Give the entries below again exactly. Their pictures are not needed.

-*-*-

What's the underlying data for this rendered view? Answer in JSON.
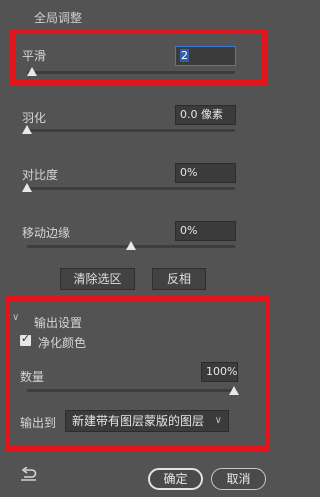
{
  "section_global": {
    "title": "全局调整"
  },
  "smooth": {
    "label": "平滑",
    "value": "2",
    "slider": 0.02
  },
  "feather": {
    "label": "羽化",
    "value": "0.0 像素",
    "slider": 0.0
  },
  "contrast": {
    "label": "对比度",
    "value": "0%",
    "slider": 0.0
  },
  "shift_edge": {
    "label": "移动边缘",
    "value": "0%",
    "slider": 0.5
  },
  "buttons": {
    "clear_selection": "清除选区",
    "invert": "反相"
  },
  "output": {
    "title": "输出设置",
    "decontaminate_label": "净化颜色",
    "decontaminate_checked": true,
    "amount_label": "数量",
    "amount_value": "100%",
    "amount_slider": 1.0,
    "output_to_label": "输出到",
    "output_to_value": "新建带有图层蒙版的图层"
  },
  "footer": {
    "ok": "确定",
    "cancel": "取消"
  },
  "colors": {
    "highlight": "#e3151b",
    "focus": "#3a7bd5"
  }
}
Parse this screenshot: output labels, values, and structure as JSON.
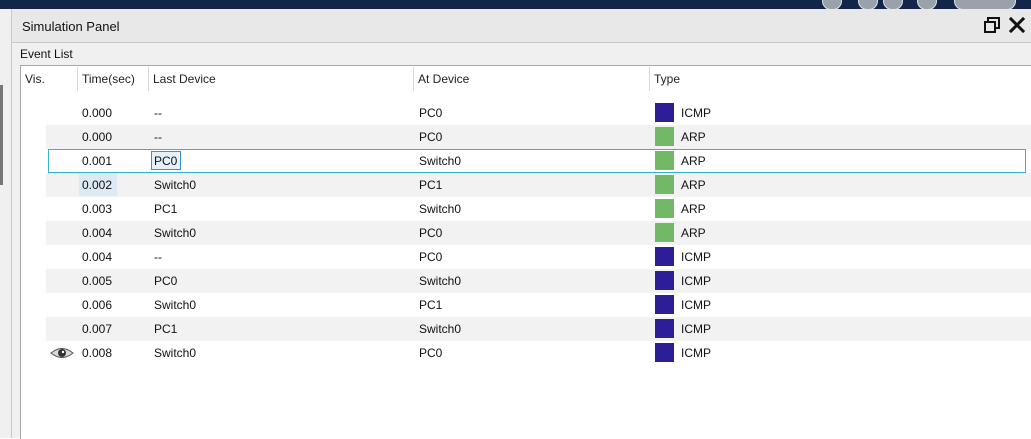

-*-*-

◆ Answer box
What's the underlying data for this rendered view? Answer in JSON.
{
  "section_global": {
    "title": "全局调整"
  },
  "smooth": {
    "label": "平滑",
    "value": "2",
    "slider": 0.02
  },
  "feather": {
    "label": "羽化",
    "value": "0.0 像素",
    "slider": 0.0
  },
  "contrast": {
    "label": "对比度",
    "value": "0%",
    "slider": 0.0
  },
  "shift_edge": {
    "label": "移动边缘",
    "value": "0%",
    "slider": 0.5
  },
  "buttons": {
    "clear_selection": "清除选区",
    "invert": "反相"
  },
  "output": {
    "title": "输出设置",
    "decontaminate_label": "净化颜色",
    "decontaminate_checked": true,
    "amount_label": "数量",
    "amount_value": "100%",
    "amount_slider": 1.0,
    "output_to_label": "输出到",
    "output_to_value": "新建带有图层蒙版的图层"
  },
  "footer": {
    "ok": "确定",
    "cancel": "取消"
  },
  "colors": {
    "highlight": "#e3151b",
    "focus": "#3a7bd5"
  }
}
Parse this screenshot: output labels, values, and structure as JSON.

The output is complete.